• **Task inputs**:
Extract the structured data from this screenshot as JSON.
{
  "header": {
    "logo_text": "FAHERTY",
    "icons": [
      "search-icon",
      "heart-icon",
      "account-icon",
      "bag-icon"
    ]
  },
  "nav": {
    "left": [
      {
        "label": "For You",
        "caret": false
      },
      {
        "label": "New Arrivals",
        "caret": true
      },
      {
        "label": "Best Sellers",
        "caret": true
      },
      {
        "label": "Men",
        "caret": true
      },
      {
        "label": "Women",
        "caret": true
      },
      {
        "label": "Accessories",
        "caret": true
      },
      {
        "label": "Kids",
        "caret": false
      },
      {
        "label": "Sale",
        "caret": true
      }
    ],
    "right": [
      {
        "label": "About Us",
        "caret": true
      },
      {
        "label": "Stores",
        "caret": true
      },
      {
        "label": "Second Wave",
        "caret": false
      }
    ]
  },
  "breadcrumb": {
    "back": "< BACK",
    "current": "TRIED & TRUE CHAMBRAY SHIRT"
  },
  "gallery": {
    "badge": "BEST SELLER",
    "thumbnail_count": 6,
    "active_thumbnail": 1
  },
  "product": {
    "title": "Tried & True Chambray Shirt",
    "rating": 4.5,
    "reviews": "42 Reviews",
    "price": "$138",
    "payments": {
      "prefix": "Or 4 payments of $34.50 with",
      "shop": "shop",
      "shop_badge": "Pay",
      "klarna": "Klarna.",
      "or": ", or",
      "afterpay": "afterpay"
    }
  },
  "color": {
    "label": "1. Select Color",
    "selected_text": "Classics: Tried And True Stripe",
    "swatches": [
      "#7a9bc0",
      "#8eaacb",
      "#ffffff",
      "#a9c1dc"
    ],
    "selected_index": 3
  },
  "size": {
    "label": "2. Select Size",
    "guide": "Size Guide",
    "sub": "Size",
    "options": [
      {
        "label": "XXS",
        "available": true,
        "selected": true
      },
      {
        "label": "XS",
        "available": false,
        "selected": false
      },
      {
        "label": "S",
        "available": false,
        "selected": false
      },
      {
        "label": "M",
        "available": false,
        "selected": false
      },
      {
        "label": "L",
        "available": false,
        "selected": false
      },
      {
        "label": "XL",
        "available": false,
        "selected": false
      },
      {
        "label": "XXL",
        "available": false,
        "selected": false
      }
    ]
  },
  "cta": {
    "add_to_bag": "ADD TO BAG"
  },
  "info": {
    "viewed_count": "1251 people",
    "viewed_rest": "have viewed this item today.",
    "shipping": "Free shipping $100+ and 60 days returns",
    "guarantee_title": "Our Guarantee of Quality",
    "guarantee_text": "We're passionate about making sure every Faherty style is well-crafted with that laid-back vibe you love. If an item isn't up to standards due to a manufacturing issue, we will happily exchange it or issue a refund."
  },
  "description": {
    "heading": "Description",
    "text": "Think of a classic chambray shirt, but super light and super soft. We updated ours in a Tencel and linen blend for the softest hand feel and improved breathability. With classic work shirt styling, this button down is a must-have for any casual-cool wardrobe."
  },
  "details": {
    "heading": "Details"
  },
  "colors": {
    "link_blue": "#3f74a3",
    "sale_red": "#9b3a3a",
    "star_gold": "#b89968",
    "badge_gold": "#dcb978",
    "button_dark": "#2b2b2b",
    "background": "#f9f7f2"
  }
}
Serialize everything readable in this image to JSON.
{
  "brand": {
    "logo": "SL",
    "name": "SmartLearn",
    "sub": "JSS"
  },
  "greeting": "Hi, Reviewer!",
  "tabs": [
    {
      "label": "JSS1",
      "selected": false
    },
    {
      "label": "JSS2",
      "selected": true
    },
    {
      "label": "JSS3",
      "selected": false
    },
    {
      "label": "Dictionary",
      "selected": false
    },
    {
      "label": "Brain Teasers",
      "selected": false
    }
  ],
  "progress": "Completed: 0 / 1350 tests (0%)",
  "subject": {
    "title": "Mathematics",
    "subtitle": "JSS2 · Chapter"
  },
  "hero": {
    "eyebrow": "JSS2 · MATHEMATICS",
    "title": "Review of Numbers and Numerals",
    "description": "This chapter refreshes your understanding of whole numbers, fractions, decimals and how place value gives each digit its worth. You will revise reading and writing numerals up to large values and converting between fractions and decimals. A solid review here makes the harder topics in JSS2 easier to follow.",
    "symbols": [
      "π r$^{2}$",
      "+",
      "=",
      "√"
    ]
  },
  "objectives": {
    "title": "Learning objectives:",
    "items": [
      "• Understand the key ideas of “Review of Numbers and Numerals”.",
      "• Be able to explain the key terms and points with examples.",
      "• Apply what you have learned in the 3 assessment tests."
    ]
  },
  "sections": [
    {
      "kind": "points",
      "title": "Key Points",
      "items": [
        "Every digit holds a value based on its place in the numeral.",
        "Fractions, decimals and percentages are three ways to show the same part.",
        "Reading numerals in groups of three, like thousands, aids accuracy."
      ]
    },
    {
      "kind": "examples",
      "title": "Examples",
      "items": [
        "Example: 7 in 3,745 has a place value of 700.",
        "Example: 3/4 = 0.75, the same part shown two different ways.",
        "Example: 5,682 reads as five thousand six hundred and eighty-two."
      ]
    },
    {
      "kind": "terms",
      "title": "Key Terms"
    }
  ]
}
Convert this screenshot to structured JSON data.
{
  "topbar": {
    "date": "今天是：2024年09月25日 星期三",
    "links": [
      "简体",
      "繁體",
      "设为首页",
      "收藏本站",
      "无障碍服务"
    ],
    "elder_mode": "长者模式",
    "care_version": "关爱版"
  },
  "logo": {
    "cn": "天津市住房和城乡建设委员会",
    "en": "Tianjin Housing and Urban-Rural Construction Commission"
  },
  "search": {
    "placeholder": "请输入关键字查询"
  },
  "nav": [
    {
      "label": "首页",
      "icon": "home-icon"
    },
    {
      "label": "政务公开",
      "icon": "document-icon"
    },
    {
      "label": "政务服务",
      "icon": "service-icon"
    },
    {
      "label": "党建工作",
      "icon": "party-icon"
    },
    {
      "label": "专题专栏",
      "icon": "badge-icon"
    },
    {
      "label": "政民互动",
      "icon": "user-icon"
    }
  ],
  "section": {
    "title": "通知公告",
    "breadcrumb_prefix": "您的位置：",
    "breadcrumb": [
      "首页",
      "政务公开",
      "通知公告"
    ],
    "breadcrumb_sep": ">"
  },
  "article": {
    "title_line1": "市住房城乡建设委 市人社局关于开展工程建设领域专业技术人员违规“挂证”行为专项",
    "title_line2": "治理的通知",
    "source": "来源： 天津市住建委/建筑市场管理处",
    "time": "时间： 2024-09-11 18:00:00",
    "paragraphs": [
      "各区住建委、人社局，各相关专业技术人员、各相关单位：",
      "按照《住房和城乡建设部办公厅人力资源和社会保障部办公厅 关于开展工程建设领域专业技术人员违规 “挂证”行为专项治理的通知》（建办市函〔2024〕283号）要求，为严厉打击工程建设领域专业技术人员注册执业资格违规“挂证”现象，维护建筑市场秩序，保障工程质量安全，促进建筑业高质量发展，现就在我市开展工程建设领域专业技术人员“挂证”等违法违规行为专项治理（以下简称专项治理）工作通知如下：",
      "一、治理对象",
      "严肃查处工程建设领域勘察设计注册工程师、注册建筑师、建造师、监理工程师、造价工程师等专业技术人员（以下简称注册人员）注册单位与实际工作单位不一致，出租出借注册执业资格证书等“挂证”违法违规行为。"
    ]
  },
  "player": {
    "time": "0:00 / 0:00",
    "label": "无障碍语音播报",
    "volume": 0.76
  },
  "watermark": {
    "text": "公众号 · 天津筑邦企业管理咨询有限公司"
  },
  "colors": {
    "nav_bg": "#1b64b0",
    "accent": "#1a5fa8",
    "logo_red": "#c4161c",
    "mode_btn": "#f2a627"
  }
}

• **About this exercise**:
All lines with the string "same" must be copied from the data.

• **Answer area**:
        "Fractions, decimals and percentages are three ways to show the same part.",
        "Example: 3/4 = 0.75, the same part shown two different ways.",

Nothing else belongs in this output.